▶ _Exercise_
Lines with the word "icon" in them must be copied from the records below.

Segment Open

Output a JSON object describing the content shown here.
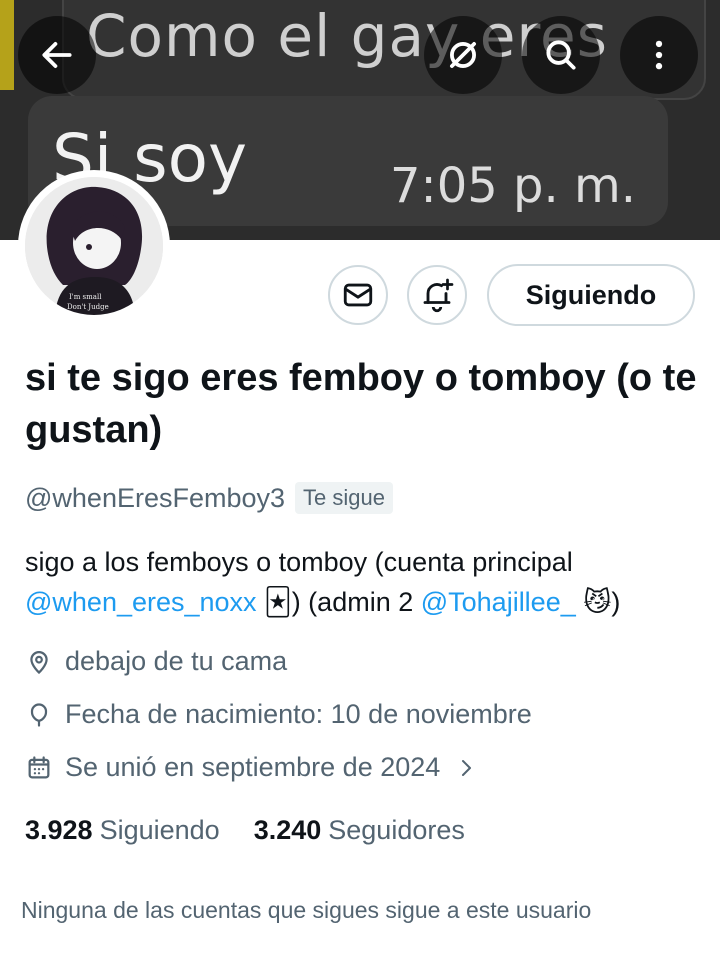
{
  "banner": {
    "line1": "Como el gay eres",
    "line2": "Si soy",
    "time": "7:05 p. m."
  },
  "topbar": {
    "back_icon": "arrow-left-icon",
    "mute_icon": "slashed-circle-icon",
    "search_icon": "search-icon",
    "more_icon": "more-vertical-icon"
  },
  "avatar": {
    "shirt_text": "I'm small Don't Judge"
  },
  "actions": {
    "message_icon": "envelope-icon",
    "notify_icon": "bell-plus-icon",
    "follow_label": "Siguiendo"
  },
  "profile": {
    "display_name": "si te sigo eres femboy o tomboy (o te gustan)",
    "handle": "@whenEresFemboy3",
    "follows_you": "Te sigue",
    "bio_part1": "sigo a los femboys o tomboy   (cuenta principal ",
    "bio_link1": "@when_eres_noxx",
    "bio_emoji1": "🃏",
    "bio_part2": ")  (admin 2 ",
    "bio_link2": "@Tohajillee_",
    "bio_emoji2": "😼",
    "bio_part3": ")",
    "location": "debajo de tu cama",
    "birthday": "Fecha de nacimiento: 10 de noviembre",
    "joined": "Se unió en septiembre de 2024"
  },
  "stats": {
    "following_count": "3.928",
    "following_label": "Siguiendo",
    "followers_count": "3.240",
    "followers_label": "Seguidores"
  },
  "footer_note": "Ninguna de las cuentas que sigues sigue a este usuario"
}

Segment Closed

▶ _Answer below_
    "back_icon": "arrow-left-icon",
    "mute_icon": "slashed-circle-icon",
    "search_icon": "search-icon",
    "more_icon": "more-vertical-icon"
    "message_icon": "envelope-icon",
    "notify_icon": "bell-plus-icon",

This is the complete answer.